I was in school, and I was taking a final exam of some sort. I was in a classroom that wasn’t my normal one, because someone called and asked what room I was in, and I had to look around for clues. I told them that it looked like a history classroom.
The test was made up of watching a commercial about bears and answering questions about the commercial. The top section was a scorecard, and the bottom was a table designed for comments. The test was really hard, and it felt like I worked on it for a really long time. Finally, I finished. The teacher, who I liked, was calling us in one by one to review the test. When it was my turn, I had missed many of the items in the scorecard, and most of the comments (many of which I had left blank.) I had gotten a 55% for a score, and I was devastated. I started to tell her that I just didn’t want to do this – that I didn’t want to spend an hour trying to understand a 30 second commercial, but then she gave me the chance to do it over (and had done so for a few other people as well) so I was glad that I didn’t tell her I didn’t want to do it.
First, she gave me a giant blanket, and it was too big and unwieldy for me to write on. I was on the floor and tried going into a closet, but once I wrote something on the blanket, it was so big that I couldn’t find the answer again.
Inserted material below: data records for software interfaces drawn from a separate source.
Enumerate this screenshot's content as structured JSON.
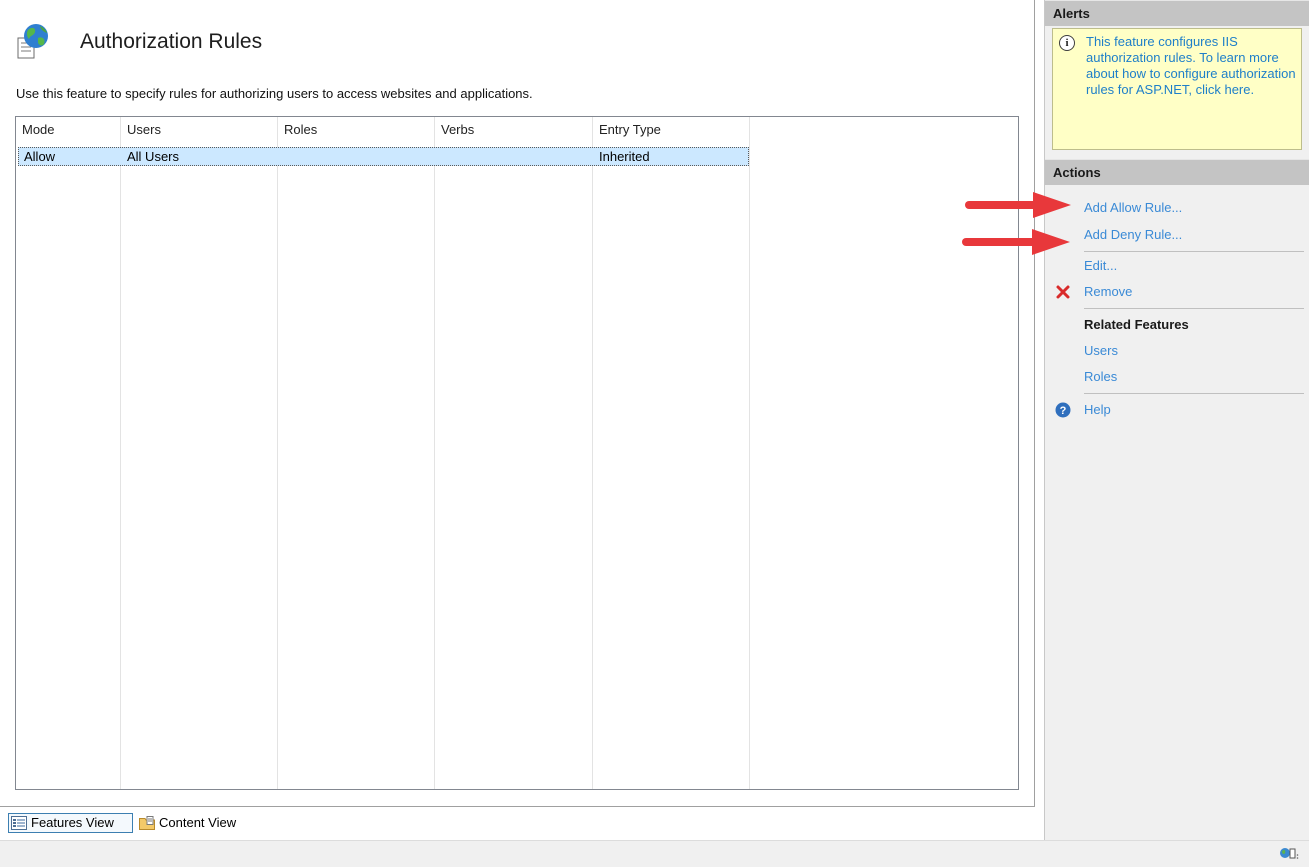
{
  "header": {
    "title": "Authorization Rules",
    "description": "Use this feature to specify rules for authorizing users to access websites and applications."
  },
  "grid": {
    "columns": [
      "Mode",
      "Users",
      "Roles",
      "Verbs",
      "Entry Type"
    ],
    "rows": [
      {
        "mode": "Allow",
        "users": "All Users",
        "roles": "",
        "verbs": "",
        "entry_type": "Inherited"
      }
    ]
  },
  "view_tabs": {
    "features_view": "Features View",
    "content_view": "Content View"
  },
  "alerts": {
    "title": "Alerts",
    "message": "This feature configures IIS authorization rules. To learn more about how to configure authorization rules for ASP.NET, click here."
  },
  "actions": {
    "title": "Actions",
    "add_allow": "Add Allow Rule...",
    "add_deny": "Add Deny Rule...",
    "edit": "Edit...",
    "remove": "Remove",
    "related_features": "Related Features",
    "users": "Users",
    "roles": "Roles",
    "help": "Help"
  },
  "colors": {
    "link": "#3a8ad6",
    "selection": "#cce8ff",
    "alert_bg": "#ffffc6",
    "section_header": "#c4c4c4",
    "annotation_arrow": "#e8383b"
  },
  "icons": {
    "page": "globe-document-icon",
    "alert": "info-icon",
    "remove": "red-x-icon",
    "help": "help-icon"
  }
}
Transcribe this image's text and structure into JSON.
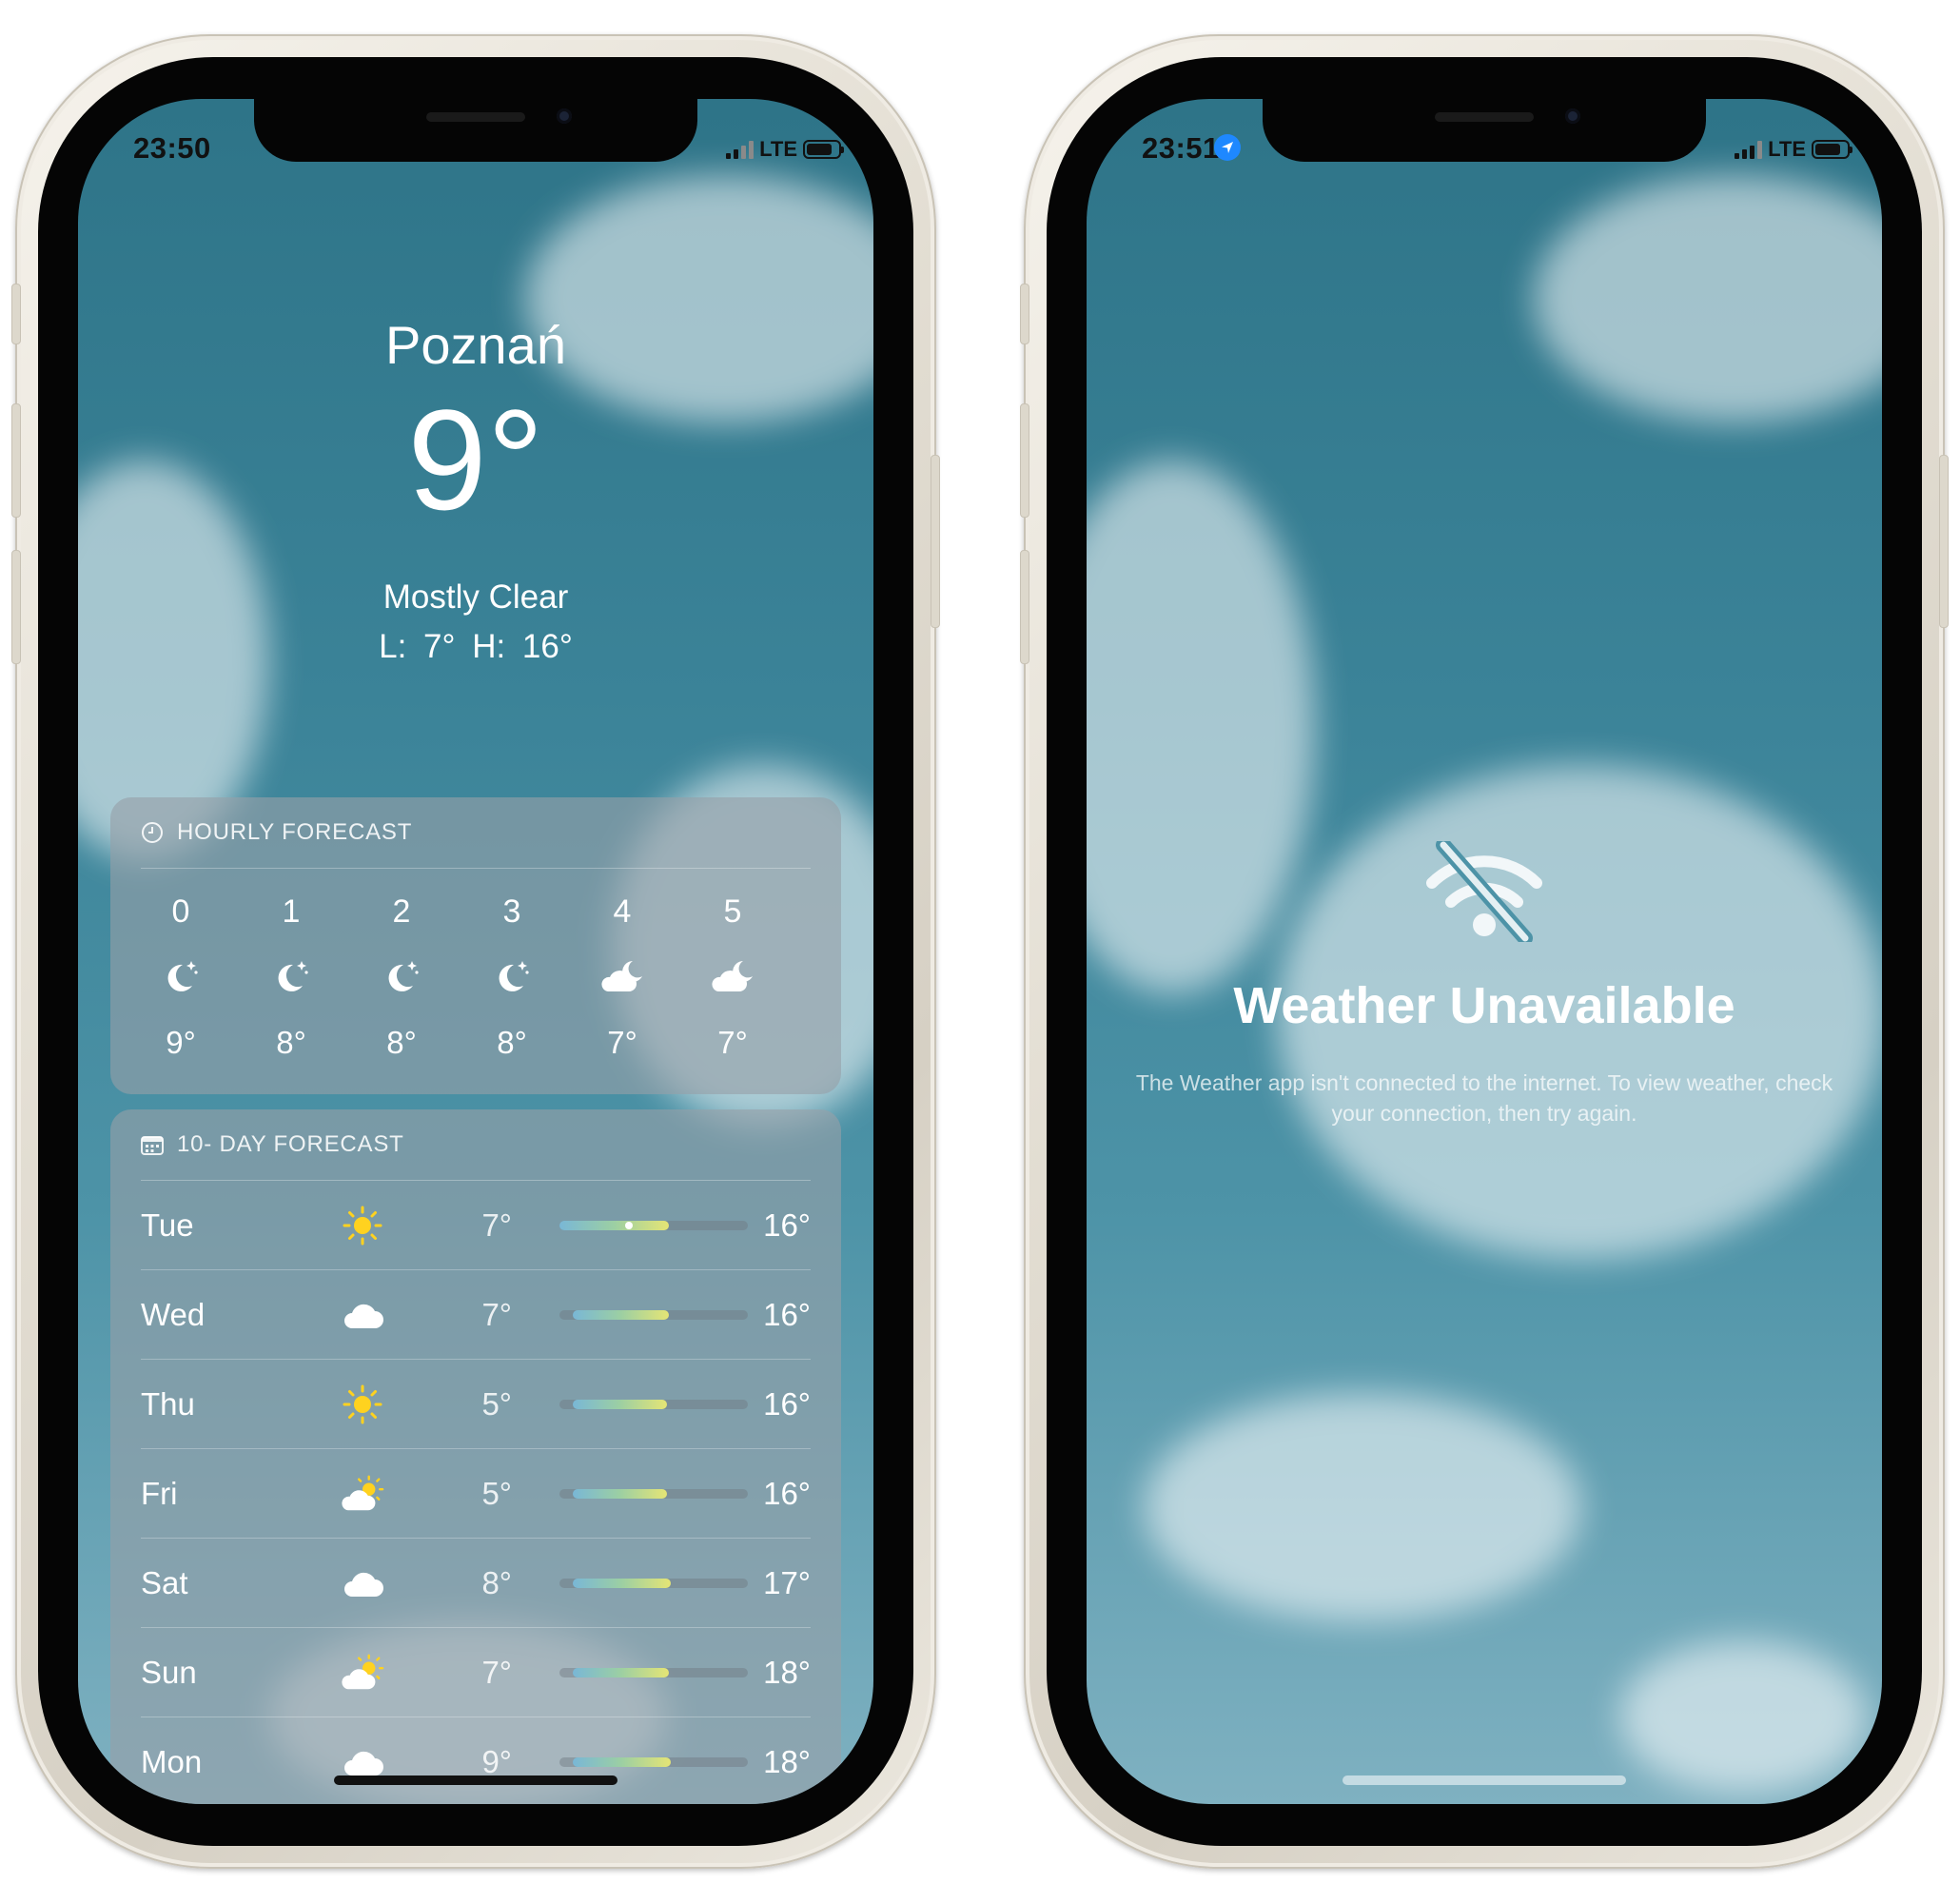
{
  "left_phone": {
    "status": {
      "time": "23:50",
      "network": "LTE"
    },
    "city": "Poznań",
    "temperature": "9°",
    "condition": "Mostly Clear",
    "low_high": "L: 7°  H: 16°",
    "hourly": {
      "title": "HOURLY FORECAST",
      "hours": [
        {
          "hour": "0",
          "icon": "moon-stars-icon",
          "temp": "9°"
        },
        {
          "hour": "1",
          "icon": "moon-stars-icon",
          "temp": "8°"
        },
        {
          "hour": "2",
          "icon": "moon-stars-icon",
          "temp": "8°"
        },
        {
          "hour": "3",
          "icon": "moon-stars-icon",
          "temp": "8°"
        },
        {
          "hour": "4",
          "icon": "cloud-moon-icon",
          "temp": "7°"
        },
        {
          "hour": "5",
          "icon": "cloud-moon-icon",
          "temp": "7°"
        }
      ]
    },
    "daily": {
      "title": "10- DAY FORECAST",
      "days": [
        {
          "day": "Tue",
          "icon": "sun-icon",
          "low": "7°",
          "high": "16°",
          "range_start": 0.0,
          "range_end": 0.58,
          "current_marker": 0.37
        },
        {
          "day": "Wed",
          "icon": "cloud-icon",
          "low": "7°",
          "high": "16°",
          "range_start": 0.07,
          "range_end": 0.58
        },
        {
          "day": "Thu",
          "icon": "sun-icon",
          "low": "5°",
          "high": "16°",
          "range_start": 0.07,
          "range_end": 0.57
        },
        {
          "day": "Fri",
          "icon": "cloud-sun-icon",
          "low": "5°",
          "high": "16°",
          "range_start": 0.07,
          "range_end": 0.57
        },
        {
          "day": "Sat",
          "icon": "cloud-icon",
          "low": "8°",
          "high": "17°",
          "range_start": 0.07,
          "range_end": 0.59
        },
        {
          "day": "Sun",
          "icon": "cloud-sun-icon",
          "low": "7°",
          "high": "18°",
          "range_start": 0.07,
          "range_end": 0.58
        },
        {
          "day": "Mon",
          "icon": "cloud-icon",
          "low": "9°",
          "high": "18°",
          "range_start": 0.07,
          "range_end": 0.59
        }
      ]
    }
  },
  "right_phone": {
    "status": {
      "time": "23:51",
      "network": "LTE",
      "location_icon": "location-arrow-icon"
    },
    "error_icon": "wifi-slash-icon",
    "error_title": "Weather Unavailable",
    "error_message": "The Weather app isn't connected to the internet. To view weather, check your connection, then try again."
  }
}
I then tried again on the original test paper, but it was so tiny, I couldn’t even fit a few words in the spaces, and I had decided I would write a lot of detail about every question to try to make up for it.
Finally, I settled on using a spiral bound notebook, and I would first write the question, then give the numeric answer, and then write details/comments after that. I realized as I started writing the first question in the notebook that I had read all of the questions wrong to start with. For example, the first question was not a rating about the commercial itself, it was about how the bears felt. It was really hard to understand the question and also to stay focused.
As a child, I never really minded school as much as some others did. The fact that I wasn’t lost, and I didn’t THINK I was ill prepared for the test was a good sign (normally those are the things I struggle with when I dream about school.) This dream was different since I thought I had done well, and then my teacher (my shadow self) told me I had misunderstood. On the bright side, the path of correction was clear – I had the chance to do it over again, and this time, read the instructions and read the questions more clearly.
Does this mean that there is something in my life that I’ve misunderstood? Something that I need to re-think and do differently? How do I figure out what part of my life that is?
I think that maybe I’ve gotten distracted with the “psychic” Facebook group that I joined. While it’s interesting and really neat to read about some of the topics, they seem to be focused on “mediumship” and let’s face it, I have no desire to communicate with those who have passed on. It’s compelling to try to see ghostly faces in pictures that are posted, but not really of much value to me and what I want to do in my life. On the flip side, the fact that I didn’t want to do the analysis of the commercial is pretty indicative of how I feel about interpreting my dreams sometimes. The big ones – the ones that have strong emotions or easy meanings or synchronicity in my waking life – those are easy! But to sit down and pull apart dreams that (on the surface) seem so random is a bit more challenging – especially with all of the potential work that could go into it.
The fact that I was in a history room… again, I’m not necessarily interested in history on the surface. I never enjoyed that subject in school (although as an adult, when I have specific ties to a part of history, it becomes more interesting.) But the setting is said to be an important part of the dream.
The fact that the commercial was about bears – hmmm, I don’t have any particular history with bears. I did have another dream about bears, and much like this one, it was very frustrating and tiring. In both cases, I was not very familiar with bears, and I was frustrated with the process of researching them and learning more about them. Could bears be my dreams? Scary, dangerous to my ego, something I’m very unfamiliar with?
The fact that when I went back and read the question closer, it was asking about the feeling of the bears could point to my own feelings. How do I FEEL about what’s happening? How do I FEEL about the dreams?
I included something about Goldilocks in the title of this post, because a) of course there were bears but b) when trying to resolve the situation I had to try something too big (the blanket), too small (the test paper) and ultimately find something JUST RIGHT (the notebook.) I suppose with any new endeavor, there is a bit of trial and error, and especially when working with symbols, it’s easy to dig too deep or remain too much on the surface. By going back to the basics (with my dream notebook?) and making sure I try to understand the question, perhaps that will help me stay focused on what God is asking me to hear.